Zabbix 2.2 will be the first version which will allow web scenario templating. But in the days of 1.6, 1.8 and 2.0, I had (still have) serious shortcomings in web monitoring to overcome. I had hundreds of URLs which needed monitoring with a large bulk of them being nearly identical, or at least having identical test URL responses. I had perhaps 5 basic URL types, of which one type alone was over 80% of the sample pool.

Using Zabbix’s native URL monitoring I would have spent hours, perhaps days, entering in each URL, each grep string, each potential response code, just to create the items. After that I’d still have to create triggers (though this part would be largely copy/clone-able). There had to be another way which would allow me to save time and preserve my sanity. Enter custom external monitoring.

Zabbix allows customized external monitoring with a few provisos: Do not overuse external checks! It can decrease performance of the Zabbix system a lot.  I have done some digging and found the reasoning behind this, and found a work-around for the aforementioned “decrease” in performance.

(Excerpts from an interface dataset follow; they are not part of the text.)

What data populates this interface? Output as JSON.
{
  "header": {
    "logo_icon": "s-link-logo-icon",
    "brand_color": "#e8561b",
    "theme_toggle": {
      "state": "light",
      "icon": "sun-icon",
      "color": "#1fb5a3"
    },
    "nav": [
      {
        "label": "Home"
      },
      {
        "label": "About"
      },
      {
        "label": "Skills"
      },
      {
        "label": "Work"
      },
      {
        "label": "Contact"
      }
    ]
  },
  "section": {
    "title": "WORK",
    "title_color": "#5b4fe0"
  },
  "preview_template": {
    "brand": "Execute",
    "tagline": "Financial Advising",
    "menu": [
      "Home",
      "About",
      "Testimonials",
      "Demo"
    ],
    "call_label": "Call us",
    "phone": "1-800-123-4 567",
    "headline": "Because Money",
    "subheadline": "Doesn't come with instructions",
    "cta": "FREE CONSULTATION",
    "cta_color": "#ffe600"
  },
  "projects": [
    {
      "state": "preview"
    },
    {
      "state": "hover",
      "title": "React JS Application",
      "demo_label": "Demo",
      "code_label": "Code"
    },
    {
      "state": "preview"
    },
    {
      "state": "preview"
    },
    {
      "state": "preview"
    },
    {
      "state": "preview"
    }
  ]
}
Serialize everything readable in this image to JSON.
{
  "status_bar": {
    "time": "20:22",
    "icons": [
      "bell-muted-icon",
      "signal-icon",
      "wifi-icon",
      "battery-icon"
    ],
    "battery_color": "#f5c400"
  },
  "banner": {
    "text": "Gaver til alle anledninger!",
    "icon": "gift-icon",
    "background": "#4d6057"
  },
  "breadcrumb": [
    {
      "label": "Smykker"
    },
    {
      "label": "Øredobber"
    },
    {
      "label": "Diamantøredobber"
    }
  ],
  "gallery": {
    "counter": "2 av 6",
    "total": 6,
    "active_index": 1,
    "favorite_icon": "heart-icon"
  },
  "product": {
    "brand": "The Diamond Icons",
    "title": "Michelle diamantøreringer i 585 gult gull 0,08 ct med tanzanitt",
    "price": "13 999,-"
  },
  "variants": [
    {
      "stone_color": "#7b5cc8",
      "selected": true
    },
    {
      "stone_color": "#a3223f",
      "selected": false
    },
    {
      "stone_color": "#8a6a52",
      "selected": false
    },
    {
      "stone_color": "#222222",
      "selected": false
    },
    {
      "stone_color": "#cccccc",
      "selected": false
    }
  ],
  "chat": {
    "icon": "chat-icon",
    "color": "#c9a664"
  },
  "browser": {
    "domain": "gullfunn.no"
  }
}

In ordinary Zabbix checks, after a database call for parameters, the call to the remote machine is initiated from within the Zabbix binary (already running).  It’s just a network call.  For an external check, Zabbix must spawn a shell and wait for the exit code to that process before it can free up resources and return the value.  Imagine what happens if you have hundreds of these per minute!  Zabbix could—and likely would—get held up.  The simplest response to this is to make Zabbix call a wrapper script as the external script.  The wrapper script will do little or no processing, pass the args to the actual process and run with an appended ampersand (&) to background the “actual” process and give a near-immediate return.  The “actual” script will send the values back as trapper type using zabbix_sender.  By using this method, I am able to process hundreds of new values per minute in 100% external script setups.

The only down side to this setup that I can ascertain is that I am tracking a Zabbix item whose only purpose is to initiate the external script (the wrapper).  I technically don’t need to have a trigger watching this item as it is always likely to have a zero as its return code (backgrounded shell).  This logic can be extended to a number of other clever tests, such as SSL certificate expiration watching and SSL certificate chain validation.  I will share these in a different post as this post is more about the methodology than the implementation.